The justification offered that the desertion is for seeking a livelihood is not convincing. Finance Minister Ramsharan Mahat has made it clear that the Maoists have been provided Rs 63 million per month to feed their 35,000 combatants in the seven cantonments. This money is at par with the army and police who get Rs 60 per day per head for their food requirements. The government has also provided separate money for infrastructure development, necessary logistics, uniforms, furniture and for miscellaneous activity. In total the government has provided Rs 350 million. So, food availability should not have been a serious problem. The poor infrastructure is definitely snagging the Maoists. Ian Martin, head of UNMIN and special representative of the UN Secretary-General, has also raised the issue with seriousness. However, the living conditions should not be any reason for desertion because the weather has improved greatly since December and January.

There could be two major reasons why the Maoists deserted the cantonments. First, they have been awe-stricken by their loss of control in Madhes. They must have realized that keeping all their political cadres inside the cantonments could cost them dear in the constituent assembly election in Madhes. So, they might have unleashed their political cadres to infiltrate the villages and strengthen the party network. Secondly, they might have felt that the result of the constituent assembly elections for them might be knee-jerk if held on time.
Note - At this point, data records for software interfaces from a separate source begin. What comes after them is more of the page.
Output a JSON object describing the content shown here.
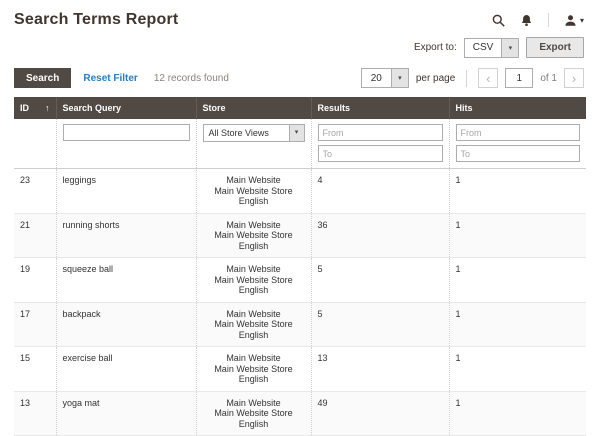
{
  "icons": {
    "caret": "▾",
    "sort_asc": "↑",
    "chevron_left": "‹",
    "chevron_right": "›"
  },
  "header": {
    "title": "Search Terms Report"
  },
  "export": {
    "label": "Export to:",
    "format": "CSV",
    "button": "Export"
  },
  "toolbar": {
    "search": "Search",
    "reset": "Reset Filter",
    "records": "12 records found",
    "per_page": "20",
    "per_page_label": "per page",
    "page": "1",
    "page_of": "of 1"
  },
  "table": {
    "columns": {
      "id": "ID",
      "query": "Search Query",
      "store": "Store",
      "results": "Results",
      "hits": "Hits"
    },
    "filters": {
      "store": "All Store Views",
      "from": "From",
      "to": "To"
    },
    "rows": [
      {
        "id": "23",
        "query": "leggings",
        "store": [
          "Main Website",
          "Main Website Store",
          "English"
        ],
        "results": "4",
        "hits": "1"
      },
      {
        "id": "21",
        "query": "running shorts",
        "store": [
          "Main Website",
          "Main Website Store",
          "English"
        ],
        "results": "36",
        "hits": "1"
      },
      {
        "id": "19",
        "query": "squeeze ball",
        "store": [
          "Main Website",
          "Main Website Store",
          "English"
        ],
        "results": "5",
        "hits": "1"
      },
      {
        "id": "17",
        "query": "backpack",
        "store": [
          "Main Website",
          "Main Website Store",
          "English"
        ],
        "results": "5",
        "hits": "1"
      },
      {
        "id": "15",
        "query": "exercise ball",
        "store": [
          "Main Website",
          "Main Website Store",
          "English"
        ],
        "results": "13",
        "hits": "1"
      },
      {
        "id": "13",
        "query": "yoga mat",
        "store": [
          "Main Website",
          "Main Website Store",
          "English"
        ],
        "results": "49",
        "hits": "1"
      }
    ]
  }
}
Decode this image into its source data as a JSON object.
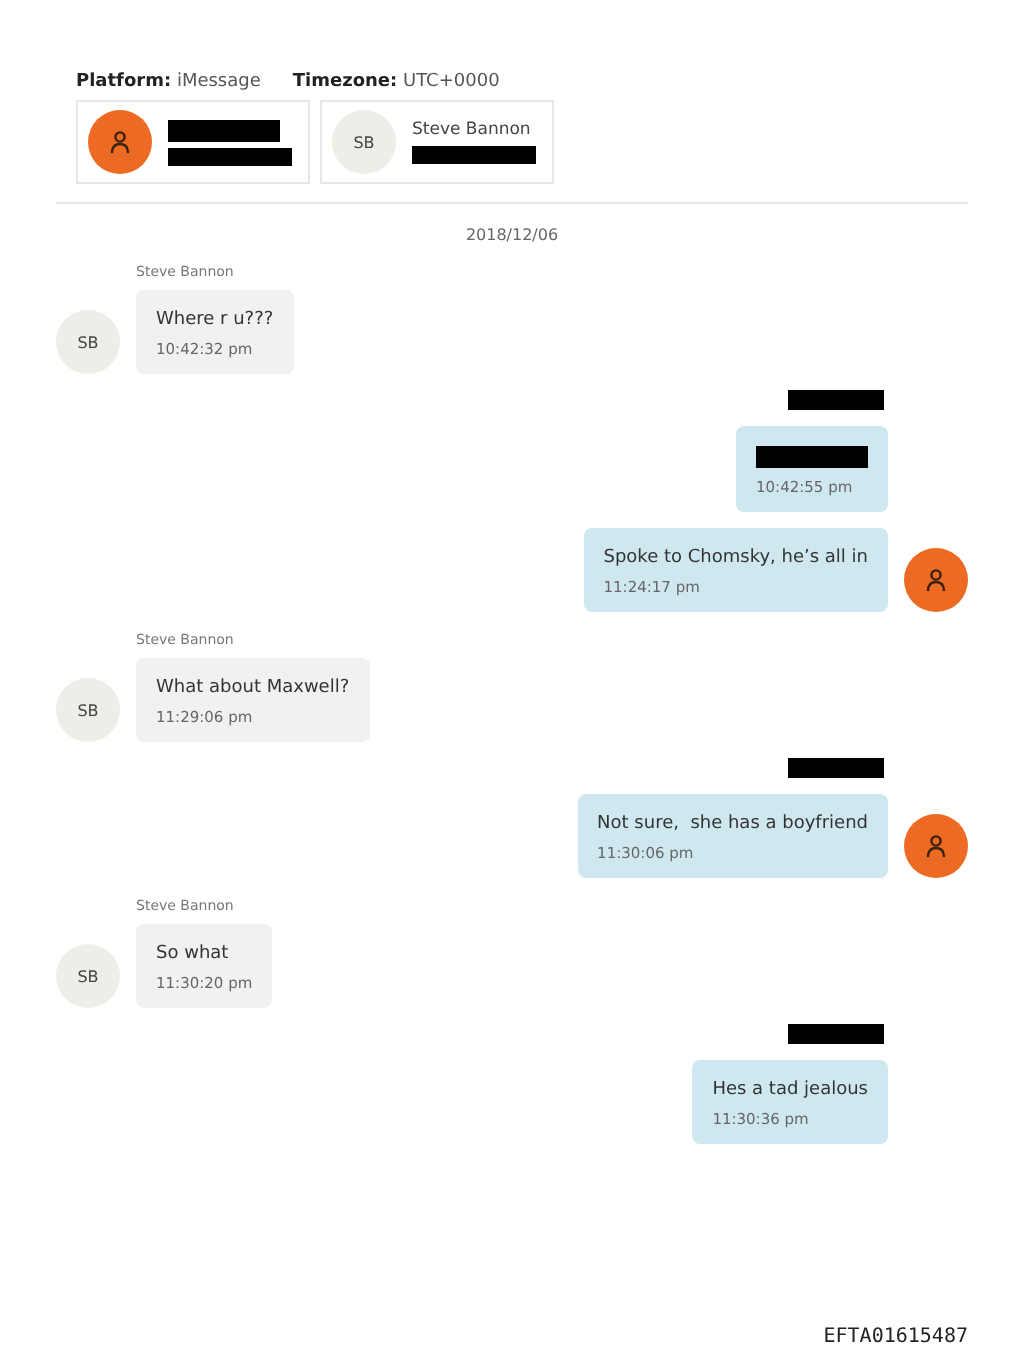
{
  "header": {
    "platform_label": "Platform:",
    "platform": "iMessage",
    "timezone_label": "Timezone:",
    "timezone": "UTC+0000"
  },
  "participants": [
    {
      "kind": "person",
      "name_redacted": true,
      "id_redacted": true
    },
    {
      "kind": "initials",
      "avatar": "SB",
      "name": "Steve Bannon",
      "id_redacted": true
    }
  ],
  "date": "2018/12/06",
  "messages": [
    {
      "kind": "incoming",
      "sender": "Steve Bannon",
      "avatar": "SB",
      "text": "Where r u???",
      "time": "10:42:32 pm"
    },
    {
      "kind": "outgoing",
      "sender_redacted": true,
      "show_avatar": false,
      "text_redacted": true,
      "time": "10:42:55 pm"
    },
    {
      "kind": "outgoing",
      "show_avatar": true,
      "text": "Spoke to Chomsky, he’s all in",
      "time": "11:24:17 pm"
    },
    {
      "kind": "incoming",
      "sender": "Steve Bannon",
      "avatar": "SB",
      "text": "What about Maxwell?",
      "time": "11:29:06 pm"
    },
    {
      "kind": "outgoing",
      "sender_redacted": true,
      "show_avatar": true,
      "text": "Not sure,  she has a boyfriend",
      "time": "11:30:06 pm"
    },
    {
      "kind": "incoming",
      "sender": "Steve Bannon",
      "avatar": "SB",
      "text": "So what",
      "time": "11:30:20 pm"
    },
    {
      "kind": "outgoing",
      "sender_redacted": true,
      "show_avatar": false,
      "text": "Hes a tad jealous",
      "time": "11:30:36 pm"
    }
  ],
  "footer": "EFTA01615487"
}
As the Maoists are unable to directly broach the idea of postponing the election, they might have taken a detour to meet their objective. There is slim chance that both these reasons are baseless. For if that is so, then the Maoist leadership has lost real control over their cadres. Should this last presumption be correct, it would be more dangerous and disastrous than the previous two.

UN Mission in Nepal: This is a breach of the Agreement

Concerned at Maoist combatants registered with the United Nations starting to leave their cantonment, the UN Mission in Nepal (UNMIN) said Wednesday that it’s a breach of the arms agreement reached between the government, the Maoists and the UN. “UNMIN is concerned that large numbers of Maoist combatants have left the 3rd Divisional cantonment site in Chitwan today,” said Kieran Dwyer, the UNMIN spokesperson, in a statement. “This is a breach of the Agreement on Monitoring of Arms and Armies of 8 December 2006.” UNMIN has also urged the respective Maoist commanders “to ensure that combatants under their command return to the cantonment site without delay”.

The Maoist combatants had announced on Tuesday (20 Feb) that they would walk out from Shaktikhor cantonment in Chitwan, and threatened that their colleagues in all seven cantonments would begin deserting those camps from Wednesday to earn a living. Maoist spokesperson Krishna Bahadur Mahara has said that the party leadership allowed the Maoist combatants to go outside the cantonment sites to arrange their own food and lodging. Mahara said they would return to the cantonments “after basic facilities are provided” to them.